All these stories are elements of the silver lining I mentioned. As the cartoon, accompanying my friend and colleague Fiona’s piece last week said ever so clearly, this is a moment for the domestic church to break out, come alive and take its rightful place in the life and mission of the Church.
Children’s Liturgy during Sunday Mass is an interesting part of parish life. Responses to it vary greatly. We could imagine them along a spectrum between what a friend said to me that went something like,
‘The only time our family is together is at Mass and five minutes after we get there the children are taken away.’
And someone else who said,
Thank God for Children’s Liturgy! It means I can really focus on the liturgy of the Word – listen to the readings and the homily.
Some parishes have Children’s Liturgy, some don’t. Some have it every Sunday at one parish mass, some have it once a month. The situation varies from community to community.
Of course, the best place for children to learn to pray, to listen to God’s Word and consider what God is saying to them about how to live, is the family. So, our current lockdown provides a wonderful opportunity for parents, perhaps more intentionality than before, to teach their children – whatever their age – to pray and reflect by sharing their own experience of prayer and listening to God’s Word to find its meaning for life.
To that end, with the Diocesan Liturgy Council, I recommend the following:
- Some sort of morning prayer/conversation around what we want to thank God for today. What we want to ask God for today. Who we want God to take special care of today.

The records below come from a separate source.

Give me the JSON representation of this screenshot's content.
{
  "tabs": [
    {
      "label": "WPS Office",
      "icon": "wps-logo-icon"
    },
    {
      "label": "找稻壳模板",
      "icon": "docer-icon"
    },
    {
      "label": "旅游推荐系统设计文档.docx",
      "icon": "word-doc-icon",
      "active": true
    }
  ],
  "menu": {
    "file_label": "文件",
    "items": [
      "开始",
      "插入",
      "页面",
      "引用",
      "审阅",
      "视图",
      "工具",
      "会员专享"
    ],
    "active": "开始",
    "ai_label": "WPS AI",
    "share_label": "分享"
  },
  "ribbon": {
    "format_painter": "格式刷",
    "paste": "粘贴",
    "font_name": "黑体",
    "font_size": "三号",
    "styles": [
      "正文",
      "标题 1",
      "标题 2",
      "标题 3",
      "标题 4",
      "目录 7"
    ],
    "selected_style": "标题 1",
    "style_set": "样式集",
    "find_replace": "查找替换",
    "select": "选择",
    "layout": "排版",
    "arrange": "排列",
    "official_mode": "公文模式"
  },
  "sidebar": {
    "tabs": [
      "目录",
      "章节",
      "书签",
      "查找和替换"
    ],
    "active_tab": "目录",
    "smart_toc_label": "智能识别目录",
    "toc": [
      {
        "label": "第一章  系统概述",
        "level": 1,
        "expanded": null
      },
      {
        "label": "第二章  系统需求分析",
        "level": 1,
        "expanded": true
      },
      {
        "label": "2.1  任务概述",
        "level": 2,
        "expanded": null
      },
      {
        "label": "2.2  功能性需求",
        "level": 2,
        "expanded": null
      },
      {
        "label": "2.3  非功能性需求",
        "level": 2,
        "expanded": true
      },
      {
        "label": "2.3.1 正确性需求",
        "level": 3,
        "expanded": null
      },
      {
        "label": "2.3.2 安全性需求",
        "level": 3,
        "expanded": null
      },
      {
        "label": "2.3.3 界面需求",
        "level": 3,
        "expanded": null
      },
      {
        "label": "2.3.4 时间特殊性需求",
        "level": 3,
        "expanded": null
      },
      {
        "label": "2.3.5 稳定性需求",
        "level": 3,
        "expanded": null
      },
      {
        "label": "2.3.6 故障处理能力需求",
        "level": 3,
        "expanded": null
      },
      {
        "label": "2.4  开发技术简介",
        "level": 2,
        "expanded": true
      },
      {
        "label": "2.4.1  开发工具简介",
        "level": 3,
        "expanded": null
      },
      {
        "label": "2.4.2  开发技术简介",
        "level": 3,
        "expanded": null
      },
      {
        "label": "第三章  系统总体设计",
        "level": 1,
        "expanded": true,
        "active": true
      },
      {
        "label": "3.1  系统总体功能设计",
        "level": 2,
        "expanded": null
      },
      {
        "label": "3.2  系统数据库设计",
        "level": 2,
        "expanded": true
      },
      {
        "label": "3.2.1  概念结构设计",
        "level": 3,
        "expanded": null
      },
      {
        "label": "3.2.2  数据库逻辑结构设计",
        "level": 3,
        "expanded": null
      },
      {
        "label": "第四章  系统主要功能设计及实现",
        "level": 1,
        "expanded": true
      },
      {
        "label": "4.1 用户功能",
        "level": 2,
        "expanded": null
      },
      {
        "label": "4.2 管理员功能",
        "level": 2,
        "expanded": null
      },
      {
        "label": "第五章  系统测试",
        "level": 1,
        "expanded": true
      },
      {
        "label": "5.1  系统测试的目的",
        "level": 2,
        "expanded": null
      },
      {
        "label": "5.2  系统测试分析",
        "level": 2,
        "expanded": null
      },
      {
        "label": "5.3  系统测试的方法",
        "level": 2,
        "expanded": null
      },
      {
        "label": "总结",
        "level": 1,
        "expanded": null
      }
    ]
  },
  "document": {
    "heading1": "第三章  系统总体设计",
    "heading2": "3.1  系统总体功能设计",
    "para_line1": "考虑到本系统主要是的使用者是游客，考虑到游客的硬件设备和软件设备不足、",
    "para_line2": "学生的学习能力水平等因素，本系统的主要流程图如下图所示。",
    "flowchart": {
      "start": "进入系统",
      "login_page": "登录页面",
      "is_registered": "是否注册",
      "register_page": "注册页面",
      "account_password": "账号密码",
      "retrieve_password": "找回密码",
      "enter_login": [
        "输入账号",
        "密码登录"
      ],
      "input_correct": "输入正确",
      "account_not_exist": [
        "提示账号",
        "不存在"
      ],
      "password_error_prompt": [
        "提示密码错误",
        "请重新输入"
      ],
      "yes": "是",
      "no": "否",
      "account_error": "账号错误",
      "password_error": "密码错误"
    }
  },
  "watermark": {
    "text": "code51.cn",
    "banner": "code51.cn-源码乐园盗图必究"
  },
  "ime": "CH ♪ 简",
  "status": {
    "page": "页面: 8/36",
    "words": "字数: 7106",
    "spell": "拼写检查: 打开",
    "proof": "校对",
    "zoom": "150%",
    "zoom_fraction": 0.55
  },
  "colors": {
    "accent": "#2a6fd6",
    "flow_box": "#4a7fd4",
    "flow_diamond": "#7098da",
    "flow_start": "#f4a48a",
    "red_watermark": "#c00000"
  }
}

- Is there an opportunity for Grace before and/or after meals?
- Prayer at the end of the day which could be based on a simple version of the Ignatian Examen:
- I’m thankful for …
- I remember God is with me all the time …
- I reflect on the day: Something that was good? Something that was difficult or disappointing?
- I ask God for what I need to live better tomorrow …
- Tomorrow I hope for …
- Sit down as a family and read the Sunday Gospel and share what you are hearing God say and what it means for life now. The Sunday Readings are food for our whole week. So, this can be done repeatedly and at any time during the week.
These are just a few suggestions.
There are a lot of resources available to support families in praying and reflecting with children during this time. I encourage you to visit our diocesan website, particularly under the headings ‘Families and Children’. I particularly draw your attention to the bullet point Sunday Readings and Family Prayer from Liturgy Brisbane which is updated weekly.
I also recommend you explore the public website that LiturgyHelp has made available to everyone in our diocese. It has all sorts of things that will support the adults in the household, including the Sunday Readings and the Prayer of the Church. You will find instructions on how to access the site here.
These resources and ideas can also assist parishes to support families while sacramental programs are suspended. Parishes have access to the full LiturgyHelp website which has many more children’s resources to share with all families.
Whatever about Children’s Liturgy when parishes are open, this is a moment for families to pray, reflect and talk about the life of faith together: supporting each other; learning from each other; growing together into Christ, so that our hearts burn within us such that we cannot contain it. Christ is present with us now.
Any good ideas you have … share them with your circles of family, friends and colleagues. May the domestic church continue to grow from strength to strength.
I recommend Bishop Bill’s Homily from last Sunday, and from the previous Sundays. He is preaching so well we might have to keep him in isolation!